Descended from escaped or abandoned pets, the pythons established a breeding population late in the 20th century. Their predatory habits are the stuff of viral legend (Google “python bursts after eating alligator”) and conservation concern, with researchers having documented dramatic mammal declines where pythons have proliferated. In those areas, once-common creatures like raccoons, opossums, and white-tailed deer are nearly extirpated.
So what next? That’s the big question and the subject of a new Journal of Applied Ecology study by biologist John Willson of the University of Arkansas. Curious about the future of a python-regulated ecosystem, Willson dug scores of artificial turtle nests across and outside the pythons’ range, then used motion-triggered cameras to monitor nest predation. (Rather than turtle eggs, Willson’s nests contained quail eggs.)
Where pythons prevailed, the nests were less-disturbed, as would be expected in the near-absence of egg-loving raccoons and opossums. This suggests a possibly turtle-rich future for the Everglades, and is also emblematic of the indirect, cascading consequences of the pythons’ rise.
“It is probable that pythons are having a strong positive indirect effect on turtle nesting success in southern Florida,” writes Willson, “and may also be having positive indirect effects on recruitment of other small egg-laying species in the Everglades such as ground-nesting songbirds, lizards, sea turtles, and oviparous snakes.” It’s not all good news for egg-layers, though. Willson notes that pythons have recently been documented eating the eggs of larger species, including guineafowl and crane-like birds called Limpkin.
As some populations expand and others contract, their ecological roles will also change. Given the importance of animals as seed-dispersers, for example, certain plant populations might also expand and contract; and that principle can be applied in the myriad contexts of each species’ life history. Altogether, writes Willson, changes might be expected in “vegetation composition or structure, nutrient dynamics, food web structure, or ecosystem services.” The very fabric of the Everglades could be rewoven.
What to do? Attempts at killing pythons have so far been unsuccessful. Big as they are, the snakes are notoriously good at hiding. They’re also fast-breeding. With any luck, Everglades animals will simply learn to evade them, with newly wise populations eventually rebounding; there are “other cases of invasive species where prey have learned or evolved responses that allow them to co-exist,” Willson says, though there’s so far “no data indicating that this is happening in Florida.”

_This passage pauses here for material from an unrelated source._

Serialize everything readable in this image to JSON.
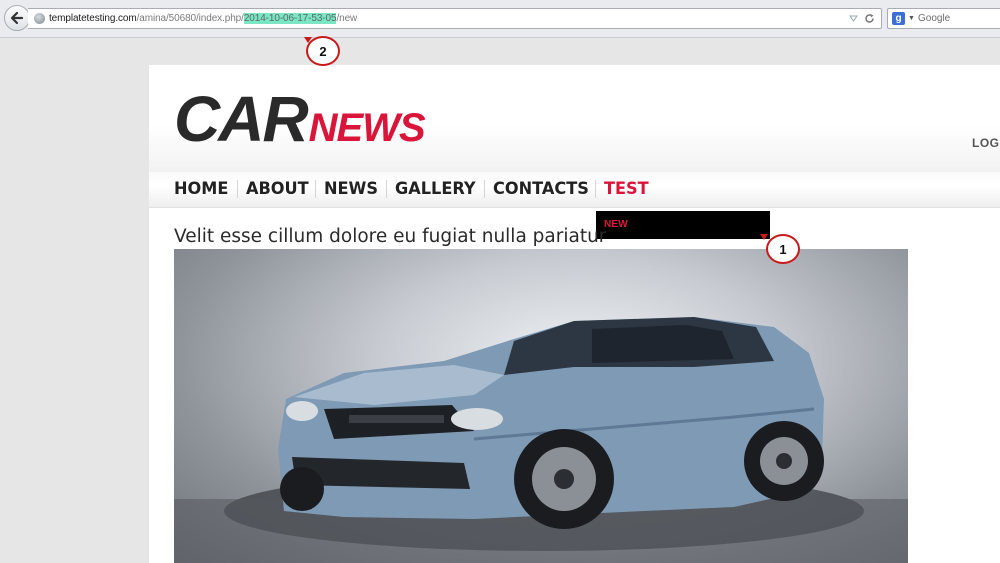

Perhaps people might instead make peace, embracing—or at least accepting—Everglades ecosystems with Burmese pythons as a new apex predator and keystone species. Given the lack of an easy solution, such a case could be made, but “the degree of mammal declines is troubling, and the near-complete disappearance of most mammals does not seem to me like a ‘new equilibrium’ that we should be shooting for,” says Willson. “I do like the idea of more turtles, though.”